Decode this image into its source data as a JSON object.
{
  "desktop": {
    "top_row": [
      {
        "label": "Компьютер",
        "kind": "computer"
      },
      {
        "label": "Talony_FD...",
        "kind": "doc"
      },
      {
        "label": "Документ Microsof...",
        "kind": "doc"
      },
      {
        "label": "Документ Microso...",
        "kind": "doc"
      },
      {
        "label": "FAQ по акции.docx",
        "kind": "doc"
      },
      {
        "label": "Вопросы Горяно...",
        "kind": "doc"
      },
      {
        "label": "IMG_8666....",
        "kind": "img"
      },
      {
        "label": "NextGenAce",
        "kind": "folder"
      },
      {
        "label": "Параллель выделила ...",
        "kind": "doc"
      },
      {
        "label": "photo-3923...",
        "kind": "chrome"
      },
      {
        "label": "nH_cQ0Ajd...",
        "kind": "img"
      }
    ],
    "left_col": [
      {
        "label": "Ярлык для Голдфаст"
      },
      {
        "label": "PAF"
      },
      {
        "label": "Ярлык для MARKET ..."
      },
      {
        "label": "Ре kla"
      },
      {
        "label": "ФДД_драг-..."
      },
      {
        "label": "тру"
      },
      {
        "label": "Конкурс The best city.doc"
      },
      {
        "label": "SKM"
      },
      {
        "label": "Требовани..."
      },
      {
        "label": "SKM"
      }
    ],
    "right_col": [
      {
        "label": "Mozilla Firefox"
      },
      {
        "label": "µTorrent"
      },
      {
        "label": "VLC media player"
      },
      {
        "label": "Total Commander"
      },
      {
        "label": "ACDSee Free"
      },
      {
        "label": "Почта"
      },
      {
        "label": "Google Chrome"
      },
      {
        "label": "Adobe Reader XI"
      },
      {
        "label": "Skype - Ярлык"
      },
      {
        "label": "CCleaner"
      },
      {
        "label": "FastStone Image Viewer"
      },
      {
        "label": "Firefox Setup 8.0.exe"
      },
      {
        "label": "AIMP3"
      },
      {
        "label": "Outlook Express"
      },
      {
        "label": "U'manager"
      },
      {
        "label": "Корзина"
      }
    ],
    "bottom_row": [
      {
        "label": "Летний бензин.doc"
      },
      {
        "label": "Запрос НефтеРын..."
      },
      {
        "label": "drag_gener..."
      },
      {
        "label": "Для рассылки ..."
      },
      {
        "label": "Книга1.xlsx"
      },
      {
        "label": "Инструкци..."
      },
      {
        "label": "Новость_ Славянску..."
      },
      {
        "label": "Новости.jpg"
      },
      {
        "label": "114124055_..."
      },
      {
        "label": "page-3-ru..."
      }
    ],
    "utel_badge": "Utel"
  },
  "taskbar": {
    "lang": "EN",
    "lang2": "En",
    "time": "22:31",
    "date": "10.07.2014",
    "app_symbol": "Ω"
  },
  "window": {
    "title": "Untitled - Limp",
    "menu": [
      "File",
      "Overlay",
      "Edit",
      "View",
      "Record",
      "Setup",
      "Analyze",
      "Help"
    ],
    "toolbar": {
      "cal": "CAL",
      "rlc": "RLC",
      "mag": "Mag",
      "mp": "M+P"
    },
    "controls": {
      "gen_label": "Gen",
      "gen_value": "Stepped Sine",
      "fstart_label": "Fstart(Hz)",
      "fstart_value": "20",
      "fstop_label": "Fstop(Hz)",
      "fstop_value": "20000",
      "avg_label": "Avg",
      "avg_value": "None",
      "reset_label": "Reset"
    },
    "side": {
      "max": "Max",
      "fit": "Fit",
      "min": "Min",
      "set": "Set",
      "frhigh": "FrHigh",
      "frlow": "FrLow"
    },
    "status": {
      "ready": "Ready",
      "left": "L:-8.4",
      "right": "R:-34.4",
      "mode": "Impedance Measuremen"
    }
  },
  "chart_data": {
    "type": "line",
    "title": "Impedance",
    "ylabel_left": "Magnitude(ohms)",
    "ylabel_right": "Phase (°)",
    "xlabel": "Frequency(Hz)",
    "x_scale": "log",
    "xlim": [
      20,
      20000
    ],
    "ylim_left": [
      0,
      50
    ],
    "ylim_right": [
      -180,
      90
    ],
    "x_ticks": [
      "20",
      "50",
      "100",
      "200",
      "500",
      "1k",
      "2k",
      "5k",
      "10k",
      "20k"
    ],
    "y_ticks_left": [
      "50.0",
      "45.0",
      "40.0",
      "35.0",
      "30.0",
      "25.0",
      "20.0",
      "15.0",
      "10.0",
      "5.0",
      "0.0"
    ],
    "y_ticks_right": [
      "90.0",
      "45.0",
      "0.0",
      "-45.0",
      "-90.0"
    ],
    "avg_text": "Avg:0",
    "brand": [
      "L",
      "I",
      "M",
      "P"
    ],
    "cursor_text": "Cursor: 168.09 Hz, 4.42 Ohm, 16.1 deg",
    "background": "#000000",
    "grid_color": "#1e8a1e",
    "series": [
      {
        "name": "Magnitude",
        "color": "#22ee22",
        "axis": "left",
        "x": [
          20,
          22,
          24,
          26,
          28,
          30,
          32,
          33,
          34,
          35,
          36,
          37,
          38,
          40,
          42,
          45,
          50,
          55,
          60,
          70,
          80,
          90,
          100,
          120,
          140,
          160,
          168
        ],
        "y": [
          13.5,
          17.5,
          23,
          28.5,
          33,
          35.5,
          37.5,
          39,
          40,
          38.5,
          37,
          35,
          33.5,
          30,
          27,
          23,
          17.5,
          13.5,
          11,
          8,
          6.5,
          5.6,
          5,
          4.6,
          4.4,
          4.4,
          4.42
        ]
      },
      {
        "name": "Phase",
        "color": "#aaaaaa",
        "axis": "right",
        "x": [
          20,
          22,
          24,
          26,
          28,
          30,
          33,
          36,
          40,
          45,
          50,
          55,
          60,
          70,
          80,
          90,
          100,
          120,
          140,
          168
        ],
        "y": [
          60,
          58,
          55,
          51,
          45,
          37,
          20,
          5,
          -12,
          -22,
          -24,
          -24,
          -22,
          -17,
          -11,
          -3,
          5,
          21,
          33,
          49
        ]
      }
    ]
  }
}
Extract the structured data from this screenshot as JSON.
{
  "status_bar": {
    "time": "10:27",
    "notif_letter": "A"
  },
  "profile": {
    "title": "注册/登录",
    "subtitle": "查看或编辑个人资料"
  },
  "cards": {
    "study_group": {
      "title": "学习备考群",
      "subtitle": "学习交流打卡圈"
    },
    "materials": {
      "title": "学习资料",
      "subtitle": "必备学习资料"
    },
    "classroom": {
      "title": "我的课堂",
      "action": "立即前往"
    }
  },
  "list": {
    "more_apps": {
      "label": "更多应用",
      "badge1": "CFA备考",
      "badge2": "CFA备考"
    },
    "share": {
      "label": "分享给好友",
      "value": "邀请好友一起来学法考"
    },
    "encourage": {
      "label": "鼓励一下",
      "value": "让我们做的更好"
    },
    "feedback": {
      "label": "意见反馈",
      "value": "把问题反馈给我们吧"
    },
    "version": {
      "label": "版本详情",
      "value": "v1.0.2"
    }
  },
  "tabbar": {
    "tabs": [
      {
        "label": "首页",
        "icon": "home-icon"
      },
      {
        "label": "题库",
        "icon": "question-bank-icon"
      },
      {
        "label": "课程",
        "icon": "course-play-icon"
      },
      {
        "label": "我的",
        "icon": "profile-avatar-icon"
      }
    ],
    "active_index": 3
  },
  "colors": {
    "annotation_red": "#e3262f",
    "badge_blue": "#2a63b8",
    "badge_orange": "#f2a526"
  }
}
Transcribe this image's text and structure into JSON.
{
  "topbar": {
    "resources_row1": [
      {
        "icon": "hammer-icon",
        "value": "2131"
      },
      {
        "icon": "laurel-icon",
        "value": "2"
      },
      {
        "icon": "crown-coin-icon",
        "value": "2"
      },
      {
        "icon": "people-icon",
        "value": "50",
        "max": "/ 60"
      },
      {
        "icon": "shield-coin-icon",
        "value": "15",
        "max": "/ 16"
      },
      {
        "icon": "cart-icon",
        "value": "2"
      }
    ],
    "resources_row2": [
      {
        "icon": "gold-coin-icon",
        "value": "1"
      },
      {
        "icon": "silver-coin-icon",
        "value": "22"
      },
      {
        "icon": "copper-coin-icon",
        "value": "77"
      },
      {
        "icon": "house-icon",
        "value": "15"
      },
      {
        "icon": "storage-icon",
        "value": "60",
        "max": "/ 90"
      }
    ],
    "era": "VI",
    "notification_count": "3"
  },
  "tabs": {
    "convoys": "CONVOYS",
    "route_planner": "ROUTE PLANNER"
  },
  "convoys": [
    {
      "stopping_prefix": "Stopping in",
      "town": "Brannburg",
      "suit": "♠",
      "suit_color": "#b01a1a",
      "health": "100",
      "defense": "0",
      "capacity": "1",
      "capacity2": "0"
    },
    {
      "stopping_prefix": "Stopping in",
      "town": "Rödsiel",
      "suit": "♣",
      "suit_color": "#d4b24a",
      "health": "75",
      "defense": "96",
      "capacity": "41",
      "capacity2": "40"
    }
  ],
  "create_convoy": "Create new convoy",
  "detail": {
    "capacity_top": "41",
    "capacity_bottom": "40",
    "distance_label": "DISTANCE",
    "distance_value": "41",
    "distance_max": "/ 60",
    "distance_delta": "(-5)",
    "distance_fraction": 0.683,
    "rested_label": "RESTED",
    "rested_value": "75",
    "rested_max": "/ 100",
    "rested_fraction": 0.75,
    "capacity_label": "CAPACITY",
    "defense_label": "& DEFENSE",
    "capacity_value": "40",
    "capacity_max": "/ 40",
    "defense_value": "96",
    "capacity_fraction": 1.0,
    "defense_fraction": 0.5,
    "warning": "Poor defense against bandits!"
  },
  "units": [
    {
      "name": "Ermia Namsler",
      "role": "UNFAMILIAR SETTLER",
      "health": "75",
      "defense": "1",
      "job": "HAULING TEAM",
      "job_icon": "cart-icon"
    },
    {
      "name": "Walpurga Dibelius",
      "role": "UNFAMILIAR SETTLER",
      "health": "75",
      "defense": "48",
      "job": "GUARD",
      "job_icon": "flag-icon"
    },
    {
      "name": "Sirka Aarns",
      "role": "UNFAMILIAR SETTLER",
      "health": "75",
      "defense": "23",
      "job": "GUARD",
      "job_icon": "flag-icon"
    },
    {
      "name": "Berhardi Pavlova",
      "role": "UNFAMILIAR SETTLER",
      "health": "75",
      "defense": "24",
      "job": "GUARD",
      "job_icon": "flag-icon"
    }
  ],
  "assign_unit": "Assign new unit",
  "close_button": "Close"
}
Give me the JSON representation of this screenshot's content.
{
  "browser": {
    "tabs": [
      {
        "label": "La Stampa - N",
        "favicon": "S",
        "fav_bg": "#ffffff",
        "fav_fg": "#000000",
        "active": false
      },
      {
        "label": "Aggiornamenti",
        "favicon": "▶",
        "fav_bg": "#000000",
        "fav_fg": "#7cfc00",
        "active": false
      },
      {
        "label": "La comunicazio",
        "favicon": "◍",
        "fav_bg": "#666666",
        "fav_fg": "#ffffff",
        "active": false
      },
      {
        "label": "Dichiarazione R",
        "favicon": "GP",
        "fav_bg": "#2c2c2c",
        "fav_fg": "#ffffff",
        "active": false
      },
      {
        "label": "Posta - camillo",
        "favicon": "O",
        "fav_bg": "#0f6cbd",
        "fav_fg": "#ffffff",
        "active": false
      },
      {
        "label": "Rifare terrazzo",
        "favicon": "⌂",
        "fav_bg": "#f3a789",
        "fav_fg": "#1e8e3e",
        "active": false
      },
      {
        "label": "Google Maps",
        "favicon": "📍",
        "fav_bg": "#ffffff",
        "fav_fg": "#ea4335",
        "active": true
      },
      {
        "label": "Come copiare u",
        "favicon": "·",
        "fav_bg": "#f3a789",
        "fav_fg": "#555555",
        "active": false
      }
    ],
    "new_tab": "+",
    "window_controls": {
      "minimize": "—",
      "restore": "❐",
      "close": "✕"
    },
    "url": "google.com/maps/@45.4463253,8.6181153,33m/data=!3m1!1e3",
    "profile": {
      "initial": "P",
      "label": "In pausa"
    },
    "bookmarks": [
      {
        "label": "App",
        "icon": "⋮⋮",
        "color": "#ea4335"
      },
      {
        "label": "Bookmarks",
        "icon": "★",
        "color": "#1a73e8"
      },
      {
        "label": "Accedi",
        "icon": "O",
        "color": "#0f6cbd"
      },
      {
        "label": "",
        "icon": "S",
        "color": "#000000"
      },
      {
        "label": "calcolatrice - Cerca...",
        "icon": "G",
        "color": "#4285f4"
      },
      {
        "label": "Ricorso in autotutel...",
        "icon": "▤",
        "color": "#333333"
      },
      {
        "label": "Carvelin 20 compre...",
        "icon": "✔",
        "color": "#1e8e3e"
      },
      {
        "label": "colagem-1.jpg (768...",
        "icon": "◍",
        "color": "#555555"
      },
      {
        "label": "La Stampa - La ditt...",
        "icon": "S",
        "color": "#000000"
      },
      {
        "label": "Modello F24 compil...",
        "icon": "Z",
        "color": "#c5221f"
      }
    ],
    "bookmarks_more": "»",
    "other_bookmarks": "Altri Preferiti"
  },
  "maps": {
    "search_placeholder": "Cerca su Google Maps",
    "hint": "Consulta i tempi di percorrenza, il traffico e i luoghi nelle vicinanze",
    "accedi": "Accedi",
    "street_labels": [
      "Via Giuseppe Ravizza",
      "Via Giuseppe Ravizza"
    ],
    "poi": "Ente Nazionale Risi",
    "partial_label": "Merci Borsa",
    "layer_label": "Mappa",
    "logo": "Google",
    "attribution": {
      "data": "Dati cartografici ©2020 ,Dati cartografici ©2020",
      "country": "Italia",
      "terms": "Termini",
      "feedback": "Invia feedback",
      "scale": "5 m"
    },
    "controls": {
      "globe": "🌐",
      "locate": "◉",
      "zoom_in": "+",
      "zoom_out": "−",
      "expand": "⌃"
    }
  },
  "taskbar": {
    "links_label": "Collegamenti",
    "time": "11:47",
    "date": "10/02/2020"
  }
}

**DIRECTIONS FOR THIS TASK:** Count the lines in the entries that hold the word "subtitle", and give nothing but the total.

**YOUR SOLUTION:** 3